I won’t go through their set song-by-song here (if you come talk to me, I am more than willing to oblige), but I will say that when Dan Auerbach, the master of subtlety, said he wanted someone to help them play a song to honor The Band’s Levon Helm, who passed away the day before, my jaw dropped. I had seen The Black Keys three times before, going back to 2008 when they opened for My Morning Jacket at Red Rocks in Colorado, and the duo had never brought a guest onstage.
But this was Coachella.
And then John Fogerty walked on stage. In what was only the sweetest moment of my short life, the now trio jammed through “The Weight.”
“Take a load off Anny, and put the load right on me,” echoed through my head as I set it down on my pillow and drifted off to sleep in a cramped motel that night.
While Saturday was filled with star performances from classics such as Radiohead and groups that will probably go on to define an era such as Bon Iver, a slender comedian-turned-rapper by the name of Childish Gambino stole the show.
Watching from the second row, which was as close as we got to the main stage all week, Donald Glover’s alter-ego adopted an almost-crazed persona that guided his way through an entertaining set that included some freestyle, Fire Fly and Bonfire.
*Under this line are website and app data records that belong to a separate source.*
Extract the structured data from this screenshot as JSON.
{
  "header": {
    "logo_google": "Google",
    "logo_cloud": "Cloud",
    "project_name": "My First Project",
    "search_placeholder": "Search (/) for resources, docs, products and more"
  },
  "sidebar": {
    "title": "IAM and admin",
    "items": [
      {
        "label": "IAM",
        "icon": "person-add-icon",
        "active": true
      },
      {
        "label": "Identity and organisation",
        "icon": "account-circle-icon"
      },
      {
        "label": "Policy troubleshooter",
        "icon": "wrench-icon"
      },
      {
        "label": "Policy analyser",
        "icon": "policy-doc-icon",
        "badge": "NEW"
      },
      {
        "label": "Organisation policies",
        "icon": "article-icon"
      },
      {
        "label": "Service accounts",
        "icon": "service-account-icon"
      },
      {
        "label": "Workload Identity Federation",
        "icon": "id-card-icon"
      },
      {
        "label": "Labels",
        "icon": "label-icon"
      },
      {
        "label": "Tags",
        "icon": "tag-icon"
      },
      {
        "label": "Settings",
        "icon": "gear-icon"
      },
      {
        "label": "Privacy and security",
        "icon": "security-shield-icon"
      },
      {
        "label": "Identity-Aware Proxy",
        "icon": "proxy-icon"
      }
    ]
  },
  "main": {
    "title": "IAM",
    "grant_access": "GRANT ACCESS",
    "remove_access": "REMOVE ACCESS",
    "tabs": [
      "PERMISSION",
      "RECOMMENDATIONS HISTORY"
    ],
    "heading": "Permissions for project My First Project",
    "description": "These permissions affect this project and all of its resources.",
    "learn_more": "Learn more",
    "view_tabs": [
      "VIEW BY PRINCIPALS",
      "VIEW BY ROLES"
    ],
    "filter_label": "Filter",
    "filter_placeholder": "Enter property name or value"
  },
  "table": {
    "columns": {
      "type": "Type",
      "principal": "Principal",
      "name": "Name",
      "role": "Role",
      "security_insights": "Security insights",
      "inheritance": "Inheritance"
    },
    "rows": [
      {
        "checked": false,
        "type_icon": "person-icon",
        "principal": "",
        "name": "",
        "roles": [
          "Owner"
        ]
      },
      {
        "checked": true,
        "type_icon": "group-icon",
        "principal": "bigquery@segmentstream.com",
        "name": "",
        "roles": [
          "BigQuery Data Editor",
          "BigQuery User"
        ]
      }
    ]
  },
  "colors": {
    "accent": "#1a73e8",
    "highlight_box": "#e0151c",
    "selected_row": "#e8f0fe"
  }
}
While Gambino was intended to be the funniest and most light-hearted rap show of the festival, that honor went to A$AP Rocky who performed to conclude the day. Not only did he have about 20 other people, who I can only assume are his friends, on the stage to dance aimlessly around, but he greeted the crowd by saying, “Where are my purple people at?”
I’m not sure it made any sense (neither did his references to “purple swag”), but A$AP Rocky is the only person on earth who would OK a shirt that says, “I be that pretty mother f*cker.” My roommate may have been the only person who bought one.
Day three of Coachella kicked off in earnest as I poured water over my head for the final time while we waited for The Weeknd to take the outdoor stage as the sun dipped behind the desolate mountains. The only way I can describe The Weeknd is that he rips your soul out and breaks it into a million pieces.
Girls literally wept in the front row.
Luckily, the electric-dance group Justice was there to pick up the pieces, give my soul a much-needed pep talk and assure me I would never be alone again. And, to the cute girl from Scripps College I put on my shoulders for the song, I apologize for not getting your number, so if you’re reading this, I owe you lunch.
The last day of the festival was different from the rest — it felt like everyone was sad to see it end while simultaneously eager to see if Dr. Dre and Snoop Dogg would bring back Tupac, maybe for real this time. And the two didn’t fall short of expectations.
A star-studded cast of characters from Wiz Khalifa to Eminem rapped alongside Snoop, who puffed on the fattest blunt I have ever seen, and essentially turned the clock back to the ’90s with classic gangster rap. As for the Tupac hologram, it was both impressive and underwhelming. The graphics were extraordinary, especially the animation that appeared on the screens next to the stage, but it was nowhere near “real” enough for me to be sincerely weirded out.
The duo exited the stage by being lowered beneath it, as we left the venue for good. Post-Coachella depression, which I guarantee you is real, began to set it. Only the pact we made to stash away a couple dollars a day in order to continue returning to the festival in the desert helped overcome my malaise.
But for now, all that’s left is a wristband I refuse to take off.